> **Your task**:
Find the number of lines in these records where the word "JSON" appears. Reply with that number and nothing more.
..............................
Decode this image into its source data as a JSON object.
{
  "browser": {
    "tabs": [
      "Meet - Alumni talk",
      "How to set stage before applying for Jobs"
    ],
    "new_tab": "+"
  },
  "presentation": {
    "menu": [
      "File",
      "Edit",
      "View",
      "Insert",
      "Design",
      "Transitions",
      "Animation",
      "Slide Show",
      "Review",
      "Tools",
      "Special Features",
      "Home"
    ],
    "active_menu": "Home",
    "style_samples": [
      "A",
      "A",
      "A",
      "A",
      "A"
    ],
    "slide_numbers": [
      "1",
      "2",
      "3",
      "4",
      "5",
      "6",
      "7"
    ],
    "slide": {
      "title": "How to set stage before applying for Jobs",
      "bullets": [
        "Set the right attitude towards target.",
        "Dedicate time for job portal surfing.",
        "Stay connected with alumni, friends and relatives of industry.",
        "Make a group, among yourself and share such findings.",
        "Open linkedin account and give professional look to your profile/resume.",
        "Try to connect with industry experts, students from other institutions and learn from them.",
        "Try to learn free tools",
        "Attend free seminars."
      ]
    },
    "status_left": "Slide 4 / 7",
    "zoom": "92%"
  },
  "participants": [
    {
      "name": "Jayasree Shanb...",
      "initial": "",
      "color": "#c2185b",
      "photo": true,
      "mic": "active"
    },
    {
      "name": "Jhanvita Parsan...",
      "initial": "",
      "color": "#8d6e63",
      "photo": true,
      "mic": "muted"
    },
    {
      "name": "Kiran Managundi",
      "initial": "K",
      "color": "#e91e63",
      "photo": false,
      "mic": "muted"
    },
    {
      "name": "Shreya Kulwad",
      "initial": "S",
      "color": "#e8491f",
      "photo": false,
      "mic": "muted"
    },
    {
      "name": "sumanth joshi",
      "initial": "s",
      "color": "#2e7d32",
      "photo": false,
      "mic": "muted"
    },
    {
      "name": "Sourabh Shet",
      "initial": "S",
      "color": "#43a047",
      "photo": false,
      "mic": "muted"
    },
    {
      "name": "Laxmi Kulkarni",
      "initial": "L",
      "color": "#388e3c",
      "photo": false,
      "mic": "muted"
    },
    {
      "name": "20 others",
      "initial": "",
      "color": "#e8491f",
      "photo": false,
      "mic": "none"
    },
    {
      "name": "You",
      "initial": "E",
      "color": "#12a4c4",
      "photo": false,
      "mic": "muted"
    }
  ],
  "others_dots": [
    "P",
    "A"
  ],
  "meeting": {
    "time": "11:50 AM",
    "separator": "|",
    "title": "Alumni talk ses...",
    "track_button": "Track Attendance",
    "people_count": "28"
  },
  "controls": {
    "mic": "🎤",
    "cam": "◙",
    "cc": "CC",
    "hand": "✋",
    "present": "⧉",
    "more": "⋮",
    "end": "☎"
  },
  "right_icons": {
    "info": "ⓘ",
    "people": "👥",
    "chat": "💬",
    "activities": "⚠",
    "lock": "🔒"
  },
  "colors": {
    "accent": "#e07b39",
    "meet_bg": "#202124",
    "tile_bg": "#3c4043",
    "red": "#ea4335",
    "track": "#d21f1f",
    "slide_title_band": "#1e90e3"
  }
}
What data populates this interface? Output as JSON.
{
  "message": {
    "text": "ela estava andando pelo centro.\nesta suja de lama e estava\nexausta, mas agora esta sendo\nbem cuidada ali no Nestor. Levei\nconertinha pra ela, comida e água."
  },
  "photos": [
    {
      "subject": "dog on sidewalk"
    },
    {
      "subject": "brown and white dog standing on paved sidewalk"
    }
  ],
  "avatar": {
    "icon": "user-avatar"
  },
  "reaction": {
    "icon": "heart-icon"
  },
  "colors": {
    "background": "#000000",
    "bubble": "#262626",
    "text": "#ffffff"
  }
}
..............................
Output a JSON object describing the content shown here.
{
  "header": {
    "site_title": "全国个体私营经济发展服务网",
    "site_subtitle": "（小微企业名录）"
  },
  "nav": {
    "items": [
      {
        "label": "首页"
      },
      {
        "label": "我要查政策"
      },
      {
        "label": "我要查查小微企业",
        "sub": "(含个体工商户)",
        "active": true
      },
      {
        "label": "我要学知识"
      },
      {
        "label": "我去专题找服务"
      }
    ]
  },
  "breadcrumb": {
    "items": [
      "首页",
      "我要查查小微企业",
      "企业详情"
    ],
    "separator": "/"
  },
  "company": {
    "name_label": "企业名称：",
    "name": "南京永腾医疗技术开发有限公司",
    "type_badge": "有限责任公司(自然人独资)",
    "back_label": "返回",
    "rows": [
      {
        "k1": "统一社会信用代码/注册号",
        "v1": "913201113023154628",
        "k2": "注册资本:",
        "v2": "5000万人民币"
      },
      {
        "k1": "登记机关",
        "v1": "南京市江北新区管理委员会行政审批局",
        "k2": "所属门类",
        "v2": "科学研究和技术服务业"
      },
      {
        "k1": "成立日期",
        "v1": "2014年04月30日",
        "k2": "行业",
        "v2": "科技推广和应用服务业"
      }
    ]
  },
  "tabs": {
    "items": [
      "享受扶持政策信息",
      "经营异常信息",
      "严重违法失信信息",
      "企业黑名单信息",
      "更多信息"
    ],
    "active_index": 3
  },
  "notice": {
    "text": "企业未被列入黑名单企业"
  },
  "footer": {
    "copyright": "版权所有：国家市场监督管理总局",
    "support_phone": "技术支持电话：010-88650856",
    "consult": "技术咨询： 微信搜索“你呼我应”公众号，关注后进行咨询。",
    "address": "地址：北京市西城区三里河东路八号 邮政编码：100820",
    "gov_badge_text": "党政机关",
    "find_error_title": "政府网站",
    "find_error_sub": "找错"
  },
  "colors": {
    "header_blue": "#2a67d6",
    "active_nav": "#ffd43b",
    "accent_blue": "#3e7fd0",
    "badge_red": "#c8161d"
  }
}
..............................
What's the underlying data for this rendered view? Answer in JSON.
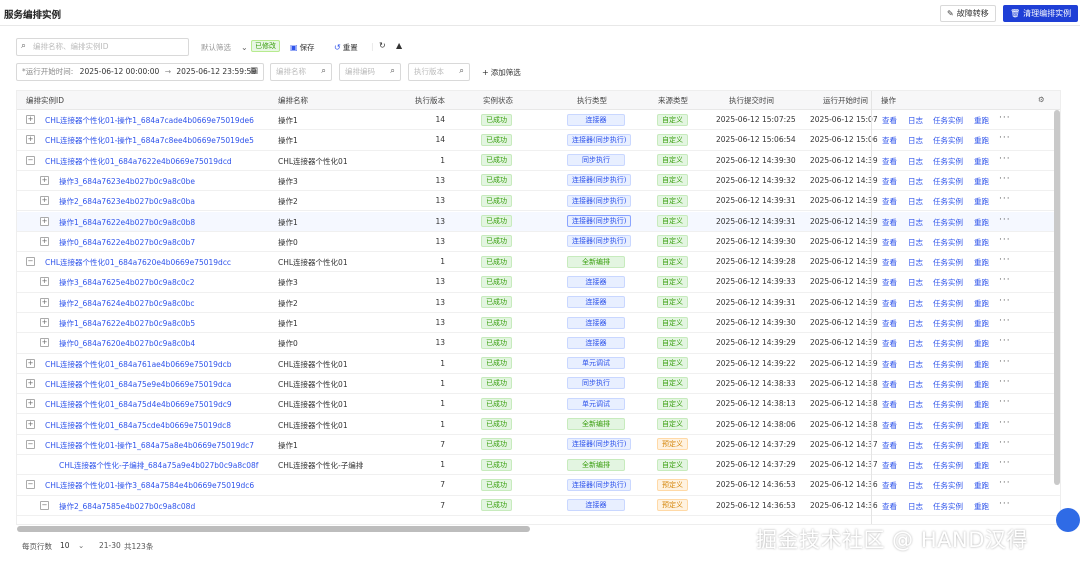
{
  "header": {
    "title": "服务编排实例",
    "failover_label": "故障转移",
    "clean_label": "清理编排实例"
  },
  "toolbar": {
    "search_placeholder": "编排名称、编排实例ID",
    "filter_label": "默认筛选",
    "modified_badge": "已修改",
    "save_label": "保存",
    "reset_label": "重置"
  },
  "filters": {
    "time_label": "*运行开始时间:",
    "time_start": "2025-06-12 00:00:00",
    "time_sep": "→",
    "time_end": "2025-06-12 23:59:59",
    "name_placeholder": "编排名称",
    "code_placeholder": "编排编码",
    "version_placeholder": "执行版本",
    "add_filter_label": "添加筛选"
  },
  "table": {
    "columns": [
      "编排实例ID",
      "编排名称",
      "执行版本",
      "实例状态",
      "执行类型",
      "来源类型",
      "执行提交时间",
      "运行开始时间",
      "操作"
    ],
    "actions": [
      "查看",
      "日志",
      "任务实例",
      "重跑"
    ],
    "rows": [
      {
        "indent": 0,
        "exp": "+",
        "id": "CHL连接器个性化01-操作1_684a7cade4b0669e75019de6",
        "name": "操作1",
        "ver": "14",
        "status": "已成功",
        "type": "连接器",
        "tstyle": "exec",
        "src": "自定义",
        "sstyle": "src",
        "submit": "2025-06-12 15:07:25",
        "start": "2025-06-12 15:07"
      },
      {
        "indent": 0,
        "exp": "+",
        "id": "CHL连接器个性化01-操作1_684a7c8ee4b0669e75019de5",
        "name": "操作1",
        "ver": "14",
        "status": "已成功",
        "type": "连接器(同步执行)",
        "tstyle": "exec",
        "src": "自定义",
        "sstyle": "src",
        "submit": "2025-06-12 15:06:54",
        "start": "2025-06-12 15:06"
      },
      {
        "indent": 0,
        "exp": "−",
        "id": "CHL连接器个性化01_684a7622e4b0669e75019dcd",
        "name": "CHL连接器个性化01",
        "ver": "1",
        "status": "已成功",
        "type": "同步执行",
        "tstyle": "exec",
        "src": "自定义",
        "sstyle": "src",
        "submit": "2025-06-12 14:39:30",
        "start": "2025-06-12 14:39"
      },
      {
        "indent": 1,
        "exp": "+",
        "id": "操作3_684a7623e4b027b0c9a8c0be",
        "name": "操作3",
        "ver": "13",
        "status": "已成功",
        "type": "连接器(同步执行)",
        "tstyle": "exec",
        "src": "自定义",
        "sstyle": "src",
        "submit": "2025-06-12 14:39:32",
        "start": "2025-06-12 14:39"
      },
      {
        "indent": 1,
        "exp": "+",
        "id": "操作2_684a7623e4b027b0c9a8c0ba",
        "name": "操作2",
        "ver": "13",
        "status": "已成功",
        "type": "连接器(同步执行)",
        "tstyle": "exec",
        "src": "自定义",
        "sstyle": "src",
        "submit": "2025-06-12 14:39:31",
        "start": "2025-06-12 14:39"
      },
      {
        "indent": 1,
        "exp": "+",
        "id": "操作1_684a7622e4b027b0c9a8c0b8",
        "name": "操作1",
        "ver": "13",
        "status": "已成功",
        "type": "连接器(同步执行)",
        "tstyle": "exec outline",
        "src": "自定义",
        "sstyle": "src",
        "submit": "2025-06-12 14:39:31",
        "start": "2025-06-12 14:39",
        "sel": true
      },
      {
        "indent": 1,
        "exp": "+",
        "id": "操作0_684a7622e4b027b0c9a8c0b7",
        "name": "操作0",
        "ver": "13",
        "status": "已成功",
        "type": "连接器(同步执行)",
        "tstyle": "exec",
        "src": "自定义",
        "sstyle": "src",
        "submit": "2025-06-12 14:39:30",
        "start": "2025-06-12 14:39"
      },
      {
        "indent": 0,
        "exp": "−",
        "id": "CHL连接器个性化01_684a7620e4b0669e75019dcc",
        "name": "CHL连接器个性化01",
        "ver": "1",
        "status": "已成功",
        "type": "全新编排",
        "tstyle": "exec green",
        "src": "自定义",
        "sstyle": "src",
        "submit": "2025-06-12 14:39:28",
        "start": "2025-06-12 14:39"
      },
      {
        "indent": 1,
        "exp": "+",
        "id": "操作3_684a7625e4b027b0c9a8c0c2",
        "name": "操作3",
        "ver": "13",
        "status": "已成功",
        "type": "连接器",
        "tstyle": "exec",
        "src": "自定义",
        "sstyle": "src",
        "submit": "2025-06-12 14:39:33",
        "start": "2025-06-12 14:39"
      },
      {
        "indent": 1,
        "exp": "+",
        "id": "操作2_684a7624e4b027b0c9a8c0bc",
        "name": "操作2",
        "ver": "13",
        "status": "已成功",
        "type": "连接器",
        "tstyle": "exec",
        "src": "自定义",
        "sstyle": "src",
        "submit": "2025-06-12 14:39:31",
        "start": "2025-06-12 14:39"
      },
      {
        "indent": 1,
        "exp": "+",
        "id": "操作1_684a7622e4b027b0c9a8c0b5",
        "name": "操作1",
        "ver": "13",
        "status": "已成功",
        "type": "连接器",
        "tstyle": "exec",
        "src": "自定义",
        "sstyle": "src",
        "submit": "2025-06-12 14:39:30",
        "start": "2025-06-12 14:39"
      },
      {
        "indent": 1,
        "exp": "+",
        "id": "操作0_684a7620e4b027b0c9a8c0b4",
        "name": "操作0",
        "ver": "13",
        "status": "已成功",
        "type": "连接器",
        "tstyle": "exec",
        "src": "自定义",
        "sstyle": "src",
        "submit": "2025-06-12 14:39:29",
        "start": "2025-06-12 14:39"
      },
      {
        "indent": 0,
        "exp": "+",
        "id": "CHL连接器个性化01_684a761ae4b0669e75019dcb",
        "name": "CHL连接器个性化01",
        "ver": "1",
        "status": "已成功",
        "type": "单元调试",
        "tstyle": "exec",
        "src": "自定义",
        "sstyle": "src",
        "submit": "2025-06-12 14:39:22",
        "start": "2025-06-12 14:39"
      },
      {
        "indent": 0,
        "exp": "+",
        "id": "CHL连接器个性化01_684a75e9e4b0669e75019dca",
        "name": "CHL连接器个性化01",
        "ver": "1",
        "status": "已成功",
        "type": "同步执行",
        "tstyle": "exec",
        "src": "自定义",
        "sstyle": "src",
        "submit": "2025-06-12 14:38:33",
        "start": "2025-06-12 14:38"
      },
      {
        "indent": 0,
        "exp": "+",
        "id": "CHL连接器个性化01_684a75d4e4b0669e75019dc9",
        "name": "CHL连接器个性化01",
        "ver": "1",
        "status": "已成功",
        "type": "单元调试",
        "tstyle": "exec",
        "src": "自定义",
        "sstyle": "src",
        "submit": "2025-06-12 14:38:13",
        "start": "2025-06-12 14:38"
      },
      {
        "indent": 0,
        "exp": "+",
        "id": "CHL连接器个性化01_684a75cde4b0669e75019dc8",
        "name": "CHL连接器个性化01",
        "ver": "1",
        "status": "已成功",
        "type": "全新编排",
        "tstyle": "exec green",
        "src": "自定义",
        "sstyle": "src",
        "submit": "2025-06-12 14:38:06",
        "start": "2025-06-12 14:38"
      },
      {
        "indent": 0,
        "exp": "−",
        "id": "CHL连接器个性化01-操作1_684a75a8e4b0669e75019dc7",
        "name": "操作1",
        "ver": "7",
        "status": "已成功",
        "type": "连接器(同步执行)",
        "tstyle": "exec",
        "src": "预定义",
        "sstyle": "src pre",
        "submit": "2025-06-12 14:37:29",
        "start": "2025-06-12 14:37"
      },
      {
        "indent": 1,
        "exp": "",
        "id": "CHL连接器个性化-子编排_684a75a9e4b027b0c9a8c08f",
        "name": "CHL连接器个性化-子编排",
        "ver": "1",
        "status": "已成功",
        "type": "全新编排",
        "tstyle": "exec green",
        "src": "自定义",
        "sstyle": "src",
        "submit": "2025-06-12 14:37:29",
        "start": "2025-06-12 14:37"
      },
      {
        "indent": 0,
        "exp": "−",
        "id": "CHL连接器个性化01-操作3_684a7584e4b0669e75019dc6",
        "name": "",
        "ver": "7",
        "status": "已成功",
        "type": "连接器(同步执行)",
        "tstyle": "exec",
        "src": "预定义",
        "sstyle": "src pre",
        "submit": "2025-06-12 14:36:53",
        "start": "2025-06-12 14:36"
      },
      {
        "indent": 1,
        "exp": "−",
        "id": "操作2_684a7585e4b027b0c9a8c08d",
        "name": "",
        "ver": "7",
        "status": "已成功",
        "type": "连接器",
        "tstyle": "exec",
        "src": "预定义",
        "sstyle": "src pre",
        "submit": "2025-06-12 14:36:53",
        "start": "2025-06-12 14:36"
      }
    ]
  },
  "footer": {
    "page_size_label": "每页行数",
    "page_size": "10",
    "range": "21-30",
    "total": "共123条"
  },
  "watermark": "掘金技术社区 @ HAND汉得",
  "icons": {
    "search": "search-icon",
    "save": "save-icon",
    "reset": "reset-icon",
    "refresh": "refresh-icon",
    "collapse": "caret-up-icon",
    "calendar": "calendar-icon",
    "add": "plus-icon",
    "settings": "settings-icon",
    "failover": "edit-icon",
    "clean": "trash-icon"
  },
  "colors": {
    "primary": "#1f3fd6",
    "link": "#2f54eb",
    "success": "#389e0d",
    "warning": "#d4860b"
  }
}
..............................
> **Expected answer**:
4